#### [Exercise prompt]
Below are some records; write them all out again exactly.

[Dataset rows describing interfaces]

-.-.-

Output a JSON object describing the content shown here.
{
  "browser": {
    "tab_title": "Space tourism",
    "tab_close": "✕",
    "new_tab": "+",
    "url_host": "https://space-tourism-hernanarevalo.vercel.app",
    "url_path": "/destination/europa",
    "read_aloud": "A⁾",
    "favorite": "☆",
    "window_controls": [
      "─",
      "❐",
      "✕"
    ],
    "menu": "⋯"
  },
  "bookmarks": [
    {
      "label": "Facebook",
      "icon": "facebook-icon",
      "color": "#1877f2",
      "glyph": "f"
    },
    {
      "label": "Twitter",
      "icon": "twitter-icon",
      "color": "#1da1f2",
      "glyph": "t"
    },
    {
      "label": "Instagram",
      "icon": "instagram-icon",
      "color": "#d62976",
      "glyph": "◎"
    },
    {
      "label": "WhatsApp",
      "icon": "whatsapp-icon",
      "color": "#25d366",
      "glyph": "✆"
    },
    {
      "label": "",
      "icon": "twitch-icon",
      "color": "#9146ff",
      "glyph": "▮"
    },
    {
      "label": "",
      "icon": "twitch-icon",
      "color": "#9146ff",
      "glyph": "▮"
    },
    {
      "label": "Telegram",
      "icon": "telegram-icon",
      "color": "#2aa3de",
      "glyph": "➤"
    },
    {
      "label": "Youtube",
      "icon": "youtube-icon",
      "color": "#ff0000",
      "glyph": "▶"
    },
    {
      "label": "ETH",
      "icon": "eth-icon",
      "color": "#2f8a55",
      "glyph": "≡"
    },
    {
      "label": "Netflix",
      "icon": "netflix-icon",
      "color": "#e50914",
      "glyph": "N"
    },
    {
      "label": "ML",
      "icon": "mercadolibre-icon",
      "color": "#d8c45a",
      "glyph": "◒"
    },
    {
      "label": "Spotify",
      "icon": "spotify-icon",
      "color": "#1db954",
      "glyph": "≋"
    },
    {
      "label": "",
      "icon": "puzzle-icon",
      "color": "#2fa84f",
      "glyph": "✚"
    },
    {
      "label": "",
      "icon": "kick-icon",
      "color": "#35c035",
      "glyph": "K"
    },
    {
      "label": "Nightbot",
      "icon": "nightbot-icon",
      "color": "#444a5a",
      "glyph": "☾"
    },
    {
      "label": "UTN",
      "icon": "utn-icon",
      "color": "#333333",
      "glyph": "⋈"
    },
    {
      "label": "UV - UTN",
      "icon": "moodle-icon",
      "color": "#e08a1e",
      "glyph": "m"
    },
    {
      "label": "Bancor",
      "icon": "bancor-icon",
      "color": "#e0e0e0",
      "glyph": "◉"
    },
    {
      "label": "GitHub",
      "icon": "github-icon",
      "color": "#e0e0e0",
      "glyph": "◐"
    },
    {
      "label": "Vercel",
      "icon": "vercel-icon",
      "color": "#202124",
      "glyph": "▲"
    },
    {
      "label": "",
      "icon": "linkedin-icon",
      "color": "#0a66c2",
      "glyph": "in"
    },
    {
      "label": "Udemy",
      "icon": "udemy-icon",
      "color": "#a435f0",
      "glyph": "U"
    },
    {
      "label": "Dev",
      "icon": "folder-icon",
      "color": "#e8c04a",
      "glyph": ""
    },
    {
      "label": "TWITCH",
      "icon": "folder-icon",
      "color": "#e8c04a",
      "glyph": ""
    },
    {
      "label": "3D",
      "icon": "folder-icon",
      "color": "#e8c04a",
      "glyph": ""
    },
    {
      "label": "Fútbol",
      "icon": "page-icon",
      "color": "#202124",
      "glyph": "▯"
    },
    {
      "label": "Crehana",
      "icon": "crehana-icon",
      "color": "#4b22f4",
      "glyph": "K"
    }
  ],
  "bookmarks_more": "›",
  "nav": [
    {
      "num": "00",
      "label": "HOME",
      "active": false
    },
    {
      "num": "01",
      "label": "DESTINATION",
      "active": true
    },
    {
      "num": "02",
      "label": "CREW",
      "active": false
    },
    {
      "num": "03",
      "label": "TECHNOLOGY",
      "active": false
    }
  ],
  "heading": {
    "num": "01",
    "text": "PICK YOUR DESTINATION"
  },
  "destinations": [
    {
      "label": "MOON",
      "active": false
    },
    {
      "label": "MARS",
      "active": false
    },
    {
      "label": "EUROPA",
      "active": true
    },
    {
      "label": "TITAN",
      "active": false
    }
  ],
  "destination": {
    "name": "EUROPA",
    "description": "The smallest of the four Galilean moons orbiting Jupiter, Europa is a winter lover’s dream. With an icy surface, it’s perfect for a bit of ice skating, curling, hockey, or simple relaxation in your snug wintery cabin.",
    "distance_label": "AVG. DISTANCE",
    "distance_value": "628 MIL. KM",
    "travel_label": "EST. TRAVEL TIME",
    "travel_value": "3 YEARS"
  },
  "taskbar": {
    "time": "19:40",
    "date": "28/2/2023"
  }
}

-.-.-

#### [Output below]
Output a JSON object describing the content shown here.
{
  "browser": {
    "tab_title": "Space tourism",
    "tab_close": "✕",
    "new_tab": "+",
    "url_host": "https://space-tourism-hernanarevalo.vercel.app",
    "url_path": "/destination/europa",
    "read_aloud": "A⁾",
    "favorite": "☆",
    "window_controls": [
      "─",
      "❐",
      "✕"
    ],
    "menu": "⋯"
  },
  "bookmarks": [
    {
      "label": "Facebook",
      "icon": "facebook-icon",
      "color": "#1877f2",
      "glyph": "f"
    },
    {
      "label": "Twitter",
      "icon": "twitter-icon",
      "color": "#1da1f2",
      "glyph": "t"
    },
    {
      "label": "Instagram",
      "icon": "instagram-icon",
      "color": "#d62976",
      "glyph": "◎"
    },
    {
      "label": "WhatsApp",
      "icon": "whatsapp-icon",
      "color": "#25d366",
      "glyph": "✆"
    },
    {
      "label": "",
      "icon": "twitch-icon",
      "color": "#9146ff",
      "glyph": "▮"
    },
    {
      "label": "",
      "icon": "twitch-icon",
      "color": "#9146ff",
      "glyph": "▮"
    },
    {
      "label": "Telegram",
      "icon": "telegram-icon",
      "color": "#2aa3de",
      "glyph": "➤"
    },
    {
      "label": "Youtube",
      "icon": "youtube-icon",
      "color": "#ff0000",
      "glyph": "▶"
    },
    {
      "label": "ETH",
      "icon": "eth-icon",
      "color": "#2f8a55",
      "glyph": "≡"
    },
    {
      "label": "Netflix",
      "icon": "netflix-icon",
      "color": "#e50914",
      "glyph": "N"
    },
    {
      "label": "ML",
      "icon": "mercadolibre-icon",
      "color": "#d8c45a",
      "glyph": "◒"
    },
    {
      "label": "Spotify",
      "icon": "spotify-icon",
      "color": "#1db954",
      "glyph": "≋"
    },
    {
      "label": "",
      "icon": "puzzle-icon",
      "color": "#2fa84f",
      "glyph": "✚"
    },
    {
      "label": "",
      "icon": "kick-icon",
      "color": "#35c035",
      "glyph": "K"
    },
    {
      "label": "Nightbot",
      "icon": "nightbot-icon",
      "color": "#444a5a",
      "glyph": "☾"
    },
    {
      "label": "UTN",
      "icon": "utn-icon",
      "color": "#333333",
      "glyph": "⋈"
    },
    {
      "label": "UV - UTN",
      "icon": "moodle-icon",
      "color": "#e08a1e",
      "glyph": "m"
    },
    {
      "label": "Bancor",
      "icon": "bancor-icon",
      "color": "#e0e0e0",
      "glyph": "◉"
    },
    {
      "label": "GitHub",
      "icon": "github-icon",
      "color": "#e0e0e0",
      "glyph": "◐"
    },
    {
      "label": "Vercel",
      "icon": "vercel-icon",
      "color": "#202124",
      "glyph": "▲"
    },
    {
      "label": "",
      "icon": "linkedin-icon",
      "color": "#0a66c2",
      "glyph": "in"
    },
    {
      "label": "Udemy",
      "icon": "udemy-icon",
      "color": "#a435f0",
      "glyph": "U"
    },
    {
      "label": "Dev",
      "icon": "folder-icon",
      "color": "#e8c04a",
      "glyph": ""
    },
    {
      "label": "TWITCH",
      "icon": "folder-icon",
      "color": "#e8c04a",
      "glyph": ""
    },
    {
      "label": "3D",
      "icon": "folder-icon",
      "color": "#e8c04a",
      "glyph": ""
    },
    {
      "label": "Fútbol",
      "icon": "page-icon",
      "color": "#202124",
      "glyph": "▯"
    },
    {
      "label": "Crehana",
      "icon": "crehana-icon",
      "color": "#4b22f4",
      "glyph": "K"
    }
  ],
  "bookmarks_more": "›",
  "nav": [
    {
      "num": "00",
      "label": "HOME",
      "active": false
    },
    {
      "num": "01",
      "label": "DESTINATION",
      "active": true
    },
    {
      "num": "02",
      "label": "CREW",
      "active": false
    },
    {
      "num": "03",
      "label": "TECHNOLOGY",
      "active": false
    }
  ],
  "heading": {
    "num": "01",
    "text": "PICK YOUR DESTINATION"
  },
  "destinations": [
    {
      "label": "MOON",
      "active": false
    },
    {
      "label": "MARS",
      "active": false
    },
    {
      "label": "EUROPA",
      "active": true
    },
    {
      "label": "TITAN",
      "active": false
    }
  ],
  "destination": {
    "name": "EUROPA",
    "description": "The smallest of the four Galilean moons orbiting Jupiter, Europa is a winter lover’s dream. With an icy surface, it’s perfect for a bit of ice skating, curling, hockey, or simple relaxation in your snug wintery cabin.",
    "distance_label": "AVG. DISTANCE",
    "distance_value": "628 MIL. KM",
    "travel_label": "EST. TRAVEL TIME",
    "travel_value": "3 YEARS"
  },
  "taskbar": {
    "time": "19:40",
    "date": "28/2/2023"
  }
}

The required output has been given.